Taboo which closes the album is a tour de force; a mythic, tale of soul-searching and mortal caution. One thinks immediately of Dylan’s epic story songs like Idiot Wind or Isis. But then we are pushed into some desert shrine in the faraway Tharparkar Desert where ecstatic, frenzied qawwals invoke god and all the saints, long into the night. The drama ultimately subsides and gives way to the very sounds of the Universe which carry, sparkle and whisper the majestic piece to its subdued end.

 

Karunei, sung in Tamil, is another gem. Acoustic guitar and traditional Indian mouth harp (morchang) form an electric nest for Raman’s stunning, resonant, slithering and orgasmic voice to do its dance.

 

The remaining songs, Corn Maiden, Riverside, North Star and the title track, are showcases of her rock n roll side. These vary in quality with Corn Maiden being the best of the lot. It moves like a freight train and Raman sings with a Coltrane like intensity.

 

The moods, rhythms and atmospheres of this album are several but the whole thing hangs together beautifully thanks to Raman’s spectacular voice and the qawwali.

 

I have no doubt this album will rank among your favourite after just a couple of listens. So much meat on this bone.
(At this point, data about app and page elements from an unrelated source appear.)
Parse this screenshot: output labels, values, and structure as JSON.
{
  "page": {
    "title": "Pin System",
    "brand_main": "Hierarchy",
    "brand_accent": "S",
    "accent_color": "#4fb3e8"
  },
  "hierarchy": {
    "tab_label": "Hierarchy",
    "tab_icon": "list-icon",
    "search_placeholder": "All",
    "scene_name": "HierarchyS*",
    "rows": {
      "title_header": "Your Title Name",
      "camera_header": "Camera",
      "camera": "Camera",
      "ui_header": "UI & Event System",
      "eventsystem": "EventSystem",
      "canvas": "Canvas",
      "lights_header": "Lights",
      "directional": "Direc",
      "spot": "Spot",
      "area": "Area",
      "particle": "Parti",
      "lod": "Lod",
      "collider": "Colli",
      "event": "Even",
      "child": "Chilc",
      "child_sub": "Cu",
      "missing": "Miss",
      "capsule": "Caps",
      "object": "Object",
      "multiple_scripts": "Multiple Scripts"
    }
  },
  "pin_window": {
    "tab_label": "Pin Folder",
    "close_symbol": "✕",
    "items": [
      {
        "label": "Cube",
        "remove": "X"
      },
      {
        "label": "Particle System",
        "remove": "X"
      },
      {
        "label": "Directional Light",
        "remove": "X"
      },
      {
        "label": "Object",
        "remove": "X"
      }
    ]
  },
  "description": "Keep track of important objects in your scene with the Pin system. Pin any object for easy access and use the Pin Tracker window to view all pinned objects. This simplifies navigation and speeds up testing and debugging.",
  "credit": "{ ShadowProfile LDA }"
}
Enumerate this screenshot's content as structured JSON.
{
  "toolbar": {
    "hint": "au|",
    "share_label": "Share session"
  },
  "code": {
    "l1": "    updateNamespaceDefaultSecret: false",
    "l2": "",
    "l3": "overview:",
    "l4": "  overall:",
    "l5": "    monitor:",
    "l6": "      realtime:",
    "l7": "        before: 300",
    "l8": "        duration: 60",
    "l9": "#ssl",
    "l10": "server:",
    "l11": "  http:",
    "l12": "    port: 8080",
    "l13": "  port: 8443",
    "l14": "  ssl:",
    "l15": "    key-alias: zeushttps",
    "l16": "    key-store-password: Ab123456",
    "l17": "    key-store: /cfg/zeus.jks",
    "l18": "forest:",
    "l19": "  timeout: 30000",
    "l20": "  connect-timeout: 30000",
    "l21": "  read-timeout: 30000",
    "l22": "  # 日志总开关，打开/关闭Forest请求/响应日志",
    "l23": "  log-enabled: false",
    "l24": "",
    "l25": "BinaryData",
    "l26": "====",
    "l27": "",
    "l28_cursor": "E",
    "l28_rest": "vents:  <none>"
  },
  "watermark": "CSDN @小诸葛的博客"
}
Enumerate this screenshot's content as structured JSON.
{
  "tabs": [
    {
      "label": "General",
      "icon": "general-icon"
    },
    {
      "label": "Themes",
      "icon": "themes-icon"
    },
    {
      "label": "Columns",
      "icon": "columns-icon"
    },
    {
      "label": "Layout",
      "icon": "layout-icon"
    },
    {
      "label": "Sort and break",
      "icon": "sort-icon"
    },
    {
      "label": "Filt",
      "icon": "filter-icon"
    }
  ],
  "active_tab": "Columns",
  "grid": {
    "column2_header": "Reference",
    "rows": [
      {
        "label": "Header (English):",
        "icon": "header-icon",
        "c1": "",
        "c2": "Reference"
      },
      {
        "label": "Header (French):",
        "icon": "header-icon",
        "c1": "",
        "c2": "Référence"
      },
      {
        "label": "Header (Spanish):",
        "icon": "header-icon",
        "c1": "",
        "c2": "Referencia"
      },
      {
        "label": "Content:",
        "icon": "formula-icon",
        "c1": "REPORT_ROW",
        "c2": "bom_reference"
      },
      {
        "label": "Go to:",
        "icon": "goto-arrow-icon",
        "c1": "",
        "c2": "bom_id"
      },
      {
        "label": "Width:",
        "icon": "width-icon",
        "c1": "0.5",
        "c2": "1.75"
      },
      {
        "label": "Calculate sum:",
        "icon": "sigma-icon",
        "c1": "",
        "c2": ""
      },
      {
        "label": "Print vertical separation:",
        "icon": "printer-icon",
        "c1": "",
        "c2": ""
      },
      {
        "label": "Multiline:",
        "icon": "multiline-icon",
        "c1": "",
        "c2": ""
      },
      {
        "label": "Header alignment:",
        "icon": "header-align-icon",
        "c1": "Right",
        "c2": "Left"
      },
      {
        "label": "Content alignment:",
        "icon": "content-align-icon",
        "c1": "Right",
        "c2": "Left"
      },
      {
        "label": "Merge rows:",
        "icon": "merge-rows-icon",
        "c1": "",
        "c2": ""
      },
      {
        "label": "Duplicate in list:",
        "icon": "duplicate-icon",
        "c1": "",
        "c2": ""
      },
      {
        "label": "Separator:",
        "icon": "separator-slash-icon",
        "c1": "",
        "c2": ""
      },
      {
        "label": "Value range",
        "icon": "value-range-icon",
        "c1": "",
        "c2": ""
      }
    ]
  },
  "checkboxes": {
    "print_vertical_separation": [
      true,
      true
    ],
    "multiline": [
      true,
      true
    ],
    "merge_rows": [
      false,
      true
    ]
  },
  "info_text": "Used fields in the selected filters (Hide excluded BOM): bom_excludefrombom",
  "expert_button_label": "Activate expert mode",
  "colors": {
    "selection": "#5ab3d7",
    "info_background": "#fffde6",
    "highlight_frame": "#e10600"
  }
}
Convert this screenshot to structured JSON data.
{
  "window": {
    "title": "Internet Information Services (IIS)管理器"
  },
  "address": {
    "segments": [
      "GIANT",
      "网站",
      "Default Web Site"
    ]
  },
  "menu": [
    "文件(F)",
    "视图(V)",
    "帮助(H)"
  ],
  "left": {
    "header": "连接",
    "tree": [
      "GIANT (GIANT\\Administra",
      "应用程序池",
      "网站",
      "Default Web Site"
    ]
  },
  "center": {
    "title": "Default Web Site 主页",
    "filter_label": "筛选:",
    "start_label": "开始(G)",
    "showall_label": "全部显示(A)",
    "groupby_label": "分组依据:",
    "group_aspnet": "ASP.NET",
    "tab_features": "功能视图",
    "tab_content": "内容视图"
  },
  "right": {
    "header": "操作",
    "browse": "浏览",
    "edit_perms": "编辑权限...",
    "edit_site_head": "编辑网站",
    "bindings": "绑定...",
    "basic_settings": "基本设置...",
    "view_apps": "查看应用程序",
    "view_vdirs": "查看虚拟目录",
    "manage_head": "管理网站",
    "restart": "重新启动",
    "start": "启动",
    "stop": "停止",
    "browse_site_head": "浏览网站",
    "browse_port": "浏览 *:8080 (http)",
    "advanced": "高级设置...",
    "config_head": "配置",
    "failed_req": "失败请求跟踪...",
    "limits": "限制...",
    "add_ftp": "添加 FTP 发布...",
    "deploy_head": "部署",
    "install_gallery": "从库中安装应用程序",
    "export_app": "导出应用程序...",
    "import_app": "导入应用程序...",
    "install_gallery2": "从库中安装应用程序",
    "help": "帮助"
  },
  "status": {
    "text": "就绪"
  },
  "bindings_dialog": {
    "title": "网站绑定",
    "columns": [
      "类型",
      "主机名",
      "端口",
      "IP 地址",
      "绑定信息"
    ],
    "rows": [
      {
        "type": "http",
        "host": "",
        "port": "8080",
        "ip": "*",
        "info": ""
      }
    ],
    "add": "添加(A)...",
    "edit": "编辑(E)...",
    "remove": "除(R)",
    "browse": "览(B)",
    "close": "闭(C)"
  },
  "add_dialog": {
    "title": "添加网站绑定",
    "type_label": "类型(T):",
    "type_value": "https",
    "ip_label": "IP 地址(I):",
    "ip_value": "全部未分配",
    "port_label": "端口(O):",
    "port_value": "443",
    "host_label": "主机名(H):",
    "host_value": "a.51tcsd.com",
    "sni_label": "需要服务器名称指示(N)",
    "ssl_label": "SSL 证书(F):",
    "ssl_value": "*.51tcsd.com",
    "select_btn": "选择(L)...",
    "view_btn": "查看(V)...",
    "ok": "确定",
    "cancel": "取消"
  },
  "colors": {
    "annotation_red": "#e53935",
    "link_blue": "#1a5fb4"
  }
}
Queen Between

 

Track Listing:

01 Sharabi

02 Corn Maiden

03 Riverside

04 Sajana

05 North Star

06 Queen Between

07 Karunei

08 Taboo

SRQB

Masala King: Sundar Popo

hqdefault

Hey everyone, it has been a long between drinks as they say down here in Australia. Other projects (such as writing one book and editing another, ramping up a business) have taken over my waking hours. Sharing music has paid the price.

But a good friend who does a bit of work for the Red Cross in the Caribbean recently returned from the region with a couple of CDs, including this one which we share today. The very best of the King of Chutney music, Sundar Popo.

The CD is excellent with all the big hits and loads of fun. Drinking, pleasurizin’ and groovin’…the great three elements of West Indies Asian sound…chutney…are all here in abundance.

Here is a link to an article I wrote for Scroll.in a couple years ago about the man and his music!

Enjoy at full volume. And with a bottle of rum!

The Ultimate Sundar PoPo

Track Listing:

01 Nana & Nani

02 Don’t Fall In Love

03 Caroni

04 I Wish I Was A Virgin

05 Chaadar Beechawo

06 Hum Na Jai Bay

07 Pholourie

08 Bhouji Rahan Chalan

09 Cuss

10 Is De Spanner

11 Is De Spaner

12 Dotish Boy

13 Cold Water

14 Naina Band

15 Samdhi Bhara Ray

16 Suraji My Darling

17 Mother Love

Popo